Extract every line from the records below that contains the word "chatbot".

### Data
-------------------------

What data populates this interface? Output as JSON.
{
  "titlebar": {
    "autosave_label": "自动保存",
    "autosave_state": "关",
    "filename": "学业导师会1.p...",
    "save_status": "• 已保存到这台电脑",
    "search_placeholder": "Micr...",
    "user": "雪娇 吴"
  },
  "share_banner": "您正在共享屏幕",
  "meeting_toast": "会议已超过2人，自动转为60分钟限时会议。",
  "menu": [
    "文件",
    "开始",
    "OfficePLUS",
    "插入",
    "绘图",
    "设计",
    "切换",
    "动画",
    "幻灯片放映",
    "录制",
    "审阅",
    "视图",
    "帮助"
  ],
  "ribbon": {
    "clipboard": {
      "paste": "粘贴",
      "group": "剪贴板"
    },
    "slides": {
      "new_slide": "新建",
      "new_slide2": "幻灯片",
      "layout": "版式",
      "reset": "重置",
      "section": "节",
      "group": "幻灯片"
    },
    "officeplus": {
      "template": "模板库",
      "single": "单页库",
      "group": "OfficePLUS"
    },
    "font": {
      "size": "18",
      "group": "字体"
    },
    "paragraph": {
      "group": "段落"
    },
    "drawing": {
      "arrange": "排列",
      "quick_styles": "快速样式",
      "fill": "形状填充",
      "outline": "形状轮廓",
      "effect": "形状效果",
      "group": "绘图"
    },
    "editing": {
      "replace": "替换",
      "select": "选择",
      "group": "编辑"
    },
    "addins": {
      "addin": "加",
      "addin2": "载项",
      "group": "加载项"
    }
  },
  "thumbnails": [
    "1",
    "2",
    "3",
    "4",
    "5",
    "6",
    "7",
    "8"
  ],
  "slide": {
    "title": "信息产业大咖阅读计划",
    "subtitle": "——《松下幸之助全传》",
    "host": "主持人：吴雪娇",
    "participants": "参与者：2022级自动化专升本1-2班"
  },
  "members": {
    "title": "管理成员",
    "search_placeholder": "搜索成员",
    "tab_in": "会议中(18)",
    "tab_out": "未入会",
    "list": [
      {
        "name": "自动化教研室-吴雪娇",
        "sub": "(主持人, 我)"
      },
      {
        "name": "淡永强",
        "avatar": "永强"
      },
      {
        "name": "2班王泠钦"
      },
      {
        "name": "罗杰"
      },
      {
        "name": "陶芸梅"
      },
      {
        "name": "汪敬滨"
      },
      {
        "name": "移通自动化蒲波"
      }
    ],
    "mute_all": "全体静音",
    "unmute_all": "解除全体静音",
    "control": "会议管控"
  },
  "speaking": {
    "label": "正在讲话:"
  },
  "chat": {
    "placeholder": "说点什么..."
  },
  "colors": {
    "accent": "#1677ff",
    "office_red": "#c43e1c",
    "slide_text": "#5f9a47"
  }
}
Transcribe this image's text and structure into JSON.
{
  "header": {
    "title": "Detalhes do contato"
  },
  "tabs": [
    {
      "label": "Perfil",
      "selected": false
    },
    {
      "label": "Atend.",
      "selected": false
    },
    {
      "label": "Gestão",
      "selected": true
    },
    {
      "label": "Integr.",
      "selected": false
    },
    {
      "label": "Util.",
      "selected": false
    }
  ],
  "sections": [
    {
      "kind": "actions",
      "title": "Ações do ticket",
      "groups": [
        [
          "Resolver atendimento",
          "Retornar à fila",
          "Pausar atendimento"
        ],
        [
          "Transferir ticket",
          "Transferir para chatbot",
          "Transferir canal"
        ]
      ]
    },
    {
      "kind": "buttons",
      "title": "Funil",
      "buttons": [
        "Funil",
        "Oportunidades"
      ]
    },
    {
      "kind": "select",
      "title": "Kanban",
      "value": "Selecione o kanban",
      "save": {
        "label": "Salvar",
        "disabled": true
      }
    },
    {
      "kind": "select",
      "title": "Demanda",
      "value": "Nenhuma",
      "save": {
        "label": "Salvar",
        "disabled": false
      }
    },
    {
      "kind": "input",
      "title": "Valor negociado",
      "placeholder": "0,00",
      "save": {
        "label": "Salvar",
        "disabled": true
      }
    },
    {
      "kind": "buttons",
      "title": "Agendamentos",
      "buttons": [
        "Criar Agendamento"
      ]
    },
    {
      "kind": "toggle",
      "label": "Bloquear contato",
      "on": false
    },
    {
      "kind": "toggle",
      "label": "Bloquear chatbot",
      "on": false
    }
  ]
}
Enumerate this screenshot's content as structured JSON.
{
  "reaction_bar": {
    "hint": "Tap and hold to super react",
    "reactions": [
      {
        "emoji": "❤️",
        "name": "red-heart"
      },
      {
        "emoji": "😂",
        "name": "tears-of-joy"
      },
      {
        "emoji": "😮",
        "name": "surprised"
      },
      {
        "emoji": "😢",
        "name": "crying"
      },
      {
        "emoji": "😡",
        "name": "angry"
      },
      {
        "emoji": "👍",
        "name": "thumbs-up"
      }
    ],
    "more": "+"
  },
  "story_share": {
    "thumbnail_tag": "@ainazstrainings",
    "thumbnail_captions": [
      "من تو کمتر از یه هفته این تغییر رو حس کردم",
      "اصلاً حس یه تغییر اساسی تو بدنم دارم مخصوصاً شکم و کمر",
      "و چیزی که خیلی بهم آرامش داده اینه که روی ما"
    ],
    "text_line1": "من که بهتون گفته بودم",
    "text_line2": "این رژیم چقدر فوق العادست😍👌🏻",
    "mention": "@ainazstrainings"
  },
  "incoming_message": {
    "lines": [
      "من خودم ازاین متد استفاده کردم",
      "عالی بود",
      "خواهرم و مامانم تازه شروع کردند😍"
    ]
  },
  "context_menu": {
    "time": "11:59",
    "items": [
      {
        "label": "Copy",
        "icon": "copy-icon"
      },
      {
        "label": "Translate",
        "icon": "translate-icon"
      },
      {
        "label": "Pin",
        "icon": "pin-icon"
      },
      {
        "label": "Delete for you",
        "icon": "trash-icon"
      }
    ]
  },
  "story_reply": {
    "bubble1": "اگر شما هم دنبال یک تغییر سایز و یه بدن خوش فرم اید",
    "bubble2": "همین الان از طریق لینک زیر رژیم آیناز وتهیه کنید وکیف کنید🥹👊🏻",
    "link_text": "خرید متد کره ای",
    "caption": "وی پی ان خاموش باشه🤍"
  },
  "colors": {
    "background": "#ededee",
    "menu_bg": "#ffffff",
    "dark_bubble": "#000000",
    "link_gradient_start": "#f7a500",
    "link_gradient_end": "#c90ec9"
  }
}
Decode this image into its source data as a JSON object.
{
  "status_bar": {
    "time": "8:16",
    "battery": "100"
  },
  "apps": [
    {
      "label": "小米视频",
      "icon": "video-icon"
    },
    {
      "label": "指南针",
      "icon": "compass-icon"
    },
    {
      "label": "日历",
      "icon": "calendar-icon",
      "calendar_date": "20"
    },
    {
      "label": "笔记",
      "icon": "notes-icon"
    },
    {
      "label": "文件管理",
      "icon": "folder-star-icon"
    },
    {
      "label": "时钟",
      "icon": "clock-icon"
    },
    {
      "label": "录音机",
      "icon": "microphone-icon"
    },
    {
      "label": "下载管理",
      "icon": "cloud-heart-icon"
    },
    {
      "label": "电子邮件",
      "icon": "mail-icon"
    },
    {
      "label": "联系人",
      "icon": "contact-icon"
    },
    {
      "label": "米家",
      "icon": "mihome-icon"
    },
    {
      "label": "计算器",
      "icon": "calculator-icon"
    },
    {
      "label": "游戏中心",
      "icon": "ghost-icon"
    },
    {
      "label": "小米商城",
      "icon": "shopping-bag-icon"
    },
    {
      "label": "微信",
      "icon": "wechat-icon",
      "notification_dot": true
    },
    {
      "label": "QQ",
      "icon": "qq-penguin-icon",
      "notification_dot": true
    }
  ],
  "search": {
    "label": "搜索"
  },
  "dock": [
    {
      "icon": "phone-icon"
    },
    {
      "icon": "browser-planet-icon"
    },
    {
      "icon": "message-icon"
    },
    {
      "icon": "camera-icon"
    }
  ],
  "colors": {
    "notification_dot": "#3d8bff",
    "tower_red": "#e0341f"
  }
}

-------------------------

### Response to this exercise
          "Transferir para chatbot",
      "label": "Bloquear chatbot",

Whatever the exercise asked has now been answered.